West Coast Clean Transit Corridor would create jobs, reduce greenhouse gas emissions from freight transportation, and help eliminate health-harming diesel emissions from trucks.
Electric utilities in three West Coast states, including SDG&E, have announced the results of a study that could lead to significant reductions of pollution from freight transportation up and down the Pacific Coast and create jobs in an economy hit hard by COVID-19.
The West Coast Clean Transit Corridor Initiative, a study commissioned by a collaboration among nine electric utilities and two agencies representing more than two dozen municipal utilities, recommends adding electric vehicle charging for freight haulers and delivery trucks at 50-mile intervals along Interstate 5 and adjoining highways.
Other initiative sponsors of the study are Los Angeles Department of Water & Power, Northern California Power Agency, Pacific Gas and Electric Company, Pacific Power, Portland General Electric, Puget Sound Energy, Sacramento Municipal Utility District, Seattle City Light and Southern California Public Power Authority. HDR completed the study.
The study’s final report proposes a phased approach for electrifying the I-5 corridor. The first phase would involve installing 27 charging sites along I-5 at 50-mile intervals for medium-duty electric vehicles, such as delivery vans, by 2025. Later, 14 of the 27 charging sites would be expanded to also accommodate charging for electric big rigs by 2030, when it is estimated that 8% of all trucks on the road in California could be electric.
Of the 27 proposed sites, 16 are in California, five are in Oregon and six are in Washington. An additional 41 sites on other highways that connect to I-5 are being proposed for electrification. Those highways include Interstates 8, 10, 80, 210 and 710 and state routes 60 and 99 in California; I-84 in Oregon and I-90 in Washington.
The report recommends expanding state, federal or private programs that provide funding for electrification, which could further accelerate electric truck adoption and expand economic opportunities associated with building sites. Several utilities in California, including SDG&E, have programs aimed at supporting the adoption of electric trucks, but more support will be needed to reach electrification levels identified in the study and to meet state climate goals.
Fleet operators surveyed as part of the study identified that access to public charging would accelerate deployment of electric vehicles because their trucks could use public sites to support their operations.
Data shows that people who live near truck-traffic corridors experience higher rates of asthma, lung and heart disease and chronic bronchitis due largely to breathing toxic vehicle emissions, specifically diesel particulate matter. A recent study also indicates that increases in particulate pollution is associated with higher death rates among COVID-19 patients.
In California, the transportation sector accounts for nearly 80% of the state’s air pollution and more than 40% of all greenhouse gas emissions.
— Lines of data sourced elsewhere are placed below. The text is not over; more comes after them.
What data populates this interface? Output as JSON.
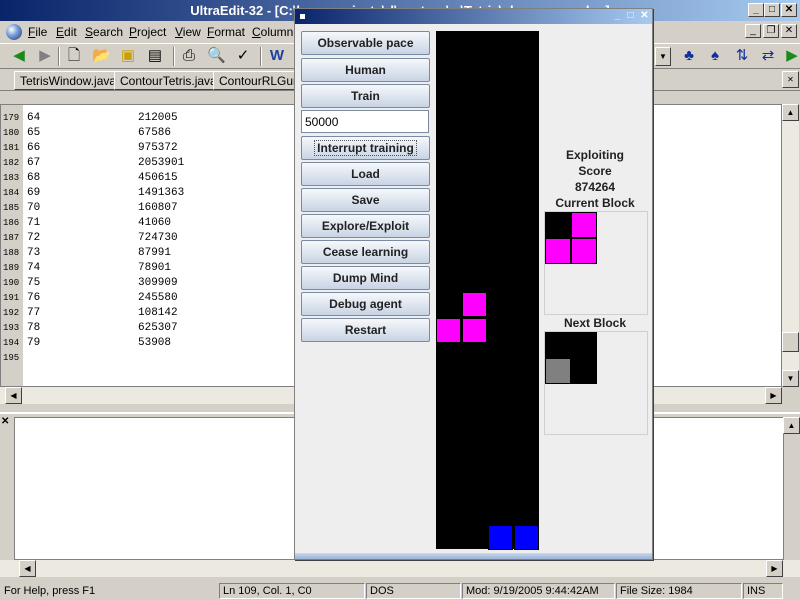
{
  "app": {
    "title": "UltraEdit-32 - [C:\\hons projects\\rl\\contour\\...\\Tetris\\playerscores.log]",
    "window_buttons": [
      "_",
      "□",
      "✕"
    ]
  },
  "menu": [
    "File",
    "Edit",
    "Search",
    "Project",
    "View",
    "Format",
    "Column"
  ],
  "mdi_buttons": [
    "_",
    "❐",
    "✕"
  ],
  "tabs": [
    "TetrisWindow.java",
    "ContourTetris.java",
    "ContourRLGuru..."
  ],
  "editor": {
    "lines": [
      {
        "ln": "179",
        "a": "64",
        "b": "212005"
      },
      {
        "ln": "180",
        "a": "65",
        "b": "67586"
      },
      {
        "ln": "181",
        "a": "66",
        "b": "975372"
      },
      {
        "ln": "182",
        "a": "67",
        "b": "2053901"
      },
      {
        "ln": "183",
        "a": "68",
        "b": "450615"
      },
      {
        "ln": "184",
        "a": "69",
        "b": "1491363"
      },
      {
        "ln": "185",
        "a": "70",
        "b": "160807"
      },
      {
        "ln": "186",
        "a": "71",
        "b": "41060"
      },
      {
        "ln": "187",
        "a": "72",
        "b": "724730"
      },
      {
        "ln": "188",
        "a": "73",
        "b": "87991"
      },
      {
        "ln": "189",
        "a": "74",
        "b": "78901"
      },
      {
        "ln": "190",
        "a": "75",
        "b": "309909"
      },
      {
        "ln": "191",
        "a": "76",
        "b": "245580"
      },
      {
        "ln": "192",
        "a": "77",
        "b": "108142"
      },
      {
        "ln": "193",
        "a": "78",
        "b": "625307"
      },
      {
        "ln": "194",
        "a": "79",
        "b": "53908"
      },
      {
        "ln": "195",
        "a": "",
        "b": ""
      }
    ]
  },
  "status": {
    "help": "For Help, press F1",
    "position": "Ln 109, Col. 1, C0",
    "format": "DOS",
    "modified": "Mod: 9/19/2005 9:44:42AM",
    "filesize": "File Size: 1984",
    "mode": "INS"
  },
  "tetris": {
    "buttons": {
      "observable_pace": "Observable pace",
      "human": "Human",
      "train": "Train",
      "interrupt": "Interrupt training",
      "load": "Load",
      "save": "Save",
      "explore": "Explore/Exploit",
      "cease": "Cease learning",
      "dump": "Dump Mind",
      "debug": "Debug agent",
      "restart": "Restart"
    },
    "training_episodes": "50000",
    "mode_label": "Exploiting",
    "score_label": "Score",
    "score_value": "874264",
    "current_block_label": "Current Block",
    "next_block_label": "Next Block",
    "colors": {
      "magenta": "#ff00ff",
      "blue": "#0000ff",
      "gray": "#808080",
      "board": "#000000"
    }
  }
}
Washington and Oregon face similar environmental challenges, transportation being the largest contributor to air pollution and greenhouse gas emissions in those states as well.
For more information on the study, visit www.westcoastcleantransit.com.
To view an article by the San Diego Union Tribune on the study, click here.